I am a high holiday Jew. I had a bat mitzvah, a confirmation, and even stayed in religious school all the way through 12th grade. I was very active in my Synagogue in Los Angeles growing up. My community has always included many Jews, I feel strongly about my heritage, and being Jewish is a large part of my identity. That being said, I went to a Presbyterian elementary school and sat next to the Bishop at my high school’s water polo banquet one year. It never mattered and if anything, I’ve always been grateful for the opportunity to learn about different religions and embrace a multi-ethnic society.I have also always been a die hard anglophile, and consequently moved to England several years ago to get a MFA in Staging Shakespeare. For the last five years I’ve lived in London and work as a Theatre Manager in the West End. During this time I have been forced to really look at what being Jewish means to me, and embrace more of an inward Judaism. I’m still not religious, but many of the things I took for granted as a child, I now find were a product of the community I grew up in as opposed specifically to Judaism.

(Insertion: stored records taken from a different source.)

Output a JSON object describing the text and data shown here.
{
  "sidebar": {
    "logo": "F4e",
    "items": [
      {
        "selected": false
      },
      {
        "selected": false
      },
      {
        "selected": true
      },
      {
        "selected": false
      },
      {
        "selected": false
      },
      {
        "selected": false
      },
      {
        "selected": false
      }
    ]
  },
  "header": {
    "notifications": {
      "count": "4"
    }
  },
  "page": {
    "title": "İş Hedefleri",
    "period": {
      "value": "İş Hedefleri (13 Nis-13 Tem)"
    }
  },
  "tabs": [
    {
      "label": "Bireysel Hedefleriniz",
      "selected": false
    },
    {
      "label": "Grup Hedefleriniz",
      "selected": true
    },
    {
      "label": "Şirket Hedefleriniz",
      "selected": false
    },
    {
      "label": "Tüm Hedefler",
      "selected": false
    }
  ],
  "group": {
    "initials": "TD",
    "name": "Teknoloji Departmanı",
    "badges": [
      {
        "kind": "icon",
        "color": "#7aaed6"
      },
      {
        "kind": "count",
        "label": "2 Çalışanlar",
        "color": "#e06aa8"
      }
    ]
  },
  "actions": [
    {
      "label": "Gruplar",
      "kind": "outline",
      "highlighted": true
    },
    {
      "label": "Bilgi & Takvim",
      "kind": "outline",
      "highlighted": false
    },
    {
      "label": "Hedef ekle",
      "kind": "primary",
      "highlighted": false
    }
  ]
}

As I said, I am a high holiday Jew, and my first year here, I dutifully looked to join a synagogue in time for the high holidays. At the time I was a student so was able to get free tickets to services at a temple in St. John’s Wood, which was near where I was living at the time. I figured I would try it out and decide whether I wanted to join. Services were fine so I joined. Theatre is hardly conducive to any sort of regular schedule, so despite my best intentions, my involvement was restricted to attending High Holiday services.
Last year I got a great new job, and immediately found the rest of my world crashing down on my head. I started having some problems with my boyfriend and needed to move out of our flat for a time so we could sort things out which directly co-incited with needing a lawyer to help sort out some serious issues with immigration matters. I have no family in Britain and was just starting to build a support network. After panicking for a week or so, I decided my salvation lay in my synagogue. I looked to it as a beacon of hope. Surely they would know someone who needed a house sitter so I could move out of my boyfriends’ flat temporally. Surely there would be a lawyer I could talk to about my immigration issues. I was confident that although I hadn’t been an active member, the Jewish community would help me. I sent a desperate email pouring out my heart and soul, pleading for assistance. Weeks went by with no response. In the meanwhile, a friend offered me her room in her flat while she went and filmed on location. I tracked down an immigration law firm to assist me with my troubles and my relationship sorted itself out for the best. Then one day I got an email from the Temple. They wrote to say they were raising their membership fees and that I now owed them an extra 15 pounds more per month.
I am no longer a member of that Synagogue. I might try a new one next year for High Holiday services, but at the moment, I feel that watching my Los Angeles temple’s High Holiday by webcast suffices. I’ve joined a few ‘Jews in London’ facebook groups and keep track of various events should my schedule permit. I have my own prayer book, and went home to LA for Passover last year. I will light my menorah at Hanukkah and the entertaining search for Hanukkah candles warrants its own post (which will be coming soon). I am still a high holiday Jew, but my observance now comes from me wanting to be observant rather than from a natural community progression. I embrace the multi-cultural and multi- ethnic world in this diverse city in which I can be proud of my Judaism.